Opposition parties warm up to each other. On Saturday, the Democratic Party (PD) held a demonstration against the government’s budget law in Rome. The event doubled as a litmus test for the party’s capacity to bring people out on the streets – and its ability to dialogue with other left-wing opposition forces. It was a moderate success on both accounts: fifty thousand showed up, more than anticipated, as PD leader Elly Schlein later admitted.
- Also notable was the presence of Giuseppe Conte – head of the Five Star Movement (M5S), i.e. the second-biggest opposition party in Parliament – who entered from the back, was greeted with applause and warmly welcomed by several influential PD leaders.
- He had confirmed he would participate days earlier, making Saturday’s rally the first time PD and M5S took to the streets together since the centre-right government took power in September 2022.
Rehearsing an alliance. “Yesterday I was with many friends to give a message of solidarity and support and to confirm the ongoing dialogue with Elly Schlein and the PD,” said Mr Conte to the press the day after. He highlighted his “good personal relationship with [Ms] Schlein” and said that his appearance was “another stage in a long journey, but one that we intend to continue,” hinting at deeper cooperation between the two parties – which have grown apart since governing together from 2019 to 2022.
- “I do not cultivate divisions. We are autonomous and different political forces, but we will work together to oppose the wrong actions and policies of this government,” added the 5SM leader.
Still a long way to go. While signalling a closer entente with PD, Mr Conte still took care to stress that the M5S will never “act as a crutch for anyone else. We are in a progressive camp that allows us to work consistently with our principles,” he told the media, acknowledging the existence of contentious issues between the two parties.
- The head of the 5SM’s group in the Senate, Stefano Patuanelli, later expanded on that. In an interview with Repubblica, he stated that “the alliance we will build” rests “on the relationship between Giuseppe Conte and Elly Schlein” as well as an “equal dignity partnership” based on shared positions.

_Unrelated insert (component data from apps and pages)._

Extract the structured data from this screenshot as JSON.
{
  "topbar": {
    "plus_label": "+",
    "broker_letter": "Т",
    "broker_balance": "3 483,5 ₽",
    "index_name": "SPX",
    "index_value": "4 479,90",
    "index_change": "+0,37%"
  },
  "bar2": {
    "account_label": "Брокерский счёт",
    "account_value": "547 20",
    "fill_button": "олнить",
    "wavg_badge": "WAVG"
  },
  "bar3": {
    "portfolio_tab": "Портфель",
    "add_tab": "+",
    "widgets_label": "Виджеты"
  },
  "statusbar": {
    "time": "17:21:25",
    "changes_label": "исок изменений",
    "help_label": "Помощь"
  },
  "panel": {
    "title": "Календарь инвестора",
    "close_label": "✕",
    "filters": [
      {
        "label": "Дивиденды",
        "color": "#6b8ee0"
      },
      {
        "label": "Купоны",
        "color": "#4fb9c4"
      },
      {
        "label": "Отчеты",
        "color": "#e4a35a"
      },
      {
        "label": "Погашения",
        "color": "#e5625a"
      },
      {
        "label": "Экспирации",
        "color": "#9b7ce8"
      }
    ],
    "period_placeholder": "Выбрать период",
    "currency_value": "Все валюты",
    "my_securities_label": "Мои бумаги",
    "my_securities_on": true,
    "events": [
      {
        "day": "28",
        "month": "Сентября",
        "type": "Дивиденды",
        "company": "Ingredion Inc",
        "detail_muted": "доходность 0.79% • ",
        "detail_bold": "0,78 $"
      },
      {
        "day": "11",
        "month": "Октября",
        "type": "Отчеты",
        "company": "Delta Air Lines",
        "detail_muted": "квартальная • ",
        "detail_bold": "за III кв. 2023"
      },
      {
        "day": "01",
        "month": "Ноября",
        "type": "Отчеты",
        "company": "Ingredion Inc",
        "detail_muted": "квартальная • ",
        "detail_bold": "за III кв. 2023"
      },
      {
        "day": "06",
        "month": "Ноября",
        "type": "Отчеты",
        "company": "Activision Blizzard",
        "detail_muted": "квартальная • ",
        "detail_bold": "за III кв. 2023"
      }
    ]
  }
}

Down to the wire. Senator Patuanelli pointed at the political fight over minimum wage as the most successful example of political convergence between PD and M5S. He also indicated the issue where the parties are most distant: “The wars, especially the conflict in Ukraine,” lamenting the “lack of courage” within the PD to oppose sending weapons to Kyiv.
- This position has been a through-line in the 5SM’s positioning. Detailing his counter-proposals to the government’s proposed budget law, Mr Conte remarked that additional economic resources could be derived from interrupting military aid and proposed to “hit” companies that (in his view) have been earning too much, starting with “the war industries.”

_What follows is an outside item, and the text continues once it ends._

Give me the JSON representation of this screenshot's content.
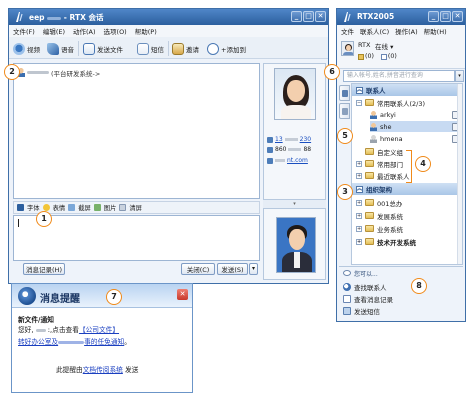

Room for convergence? So far, the PD has stuck with its historical Atlanticist line on arming Ukraine, and it seems there’s little appetite for a shift in positioning. Still, Ms Schlein herself has signalled closeness with the 5SM’s stances on a few occasions, including an instance of ambiguous voting over measures to ensure the supply of ammunition to Ukraine and discussions around NATO-wide military spending targets (which the government is working to meet).
- This, and Mr Conte’s words on their personal relationship, seem to indicate the two forces could attempt to close the gap even on these core issues. But it remains to be seen whether her personal positions can become the party’s official stances, overriding its staunchly Atlanticist centrist wing.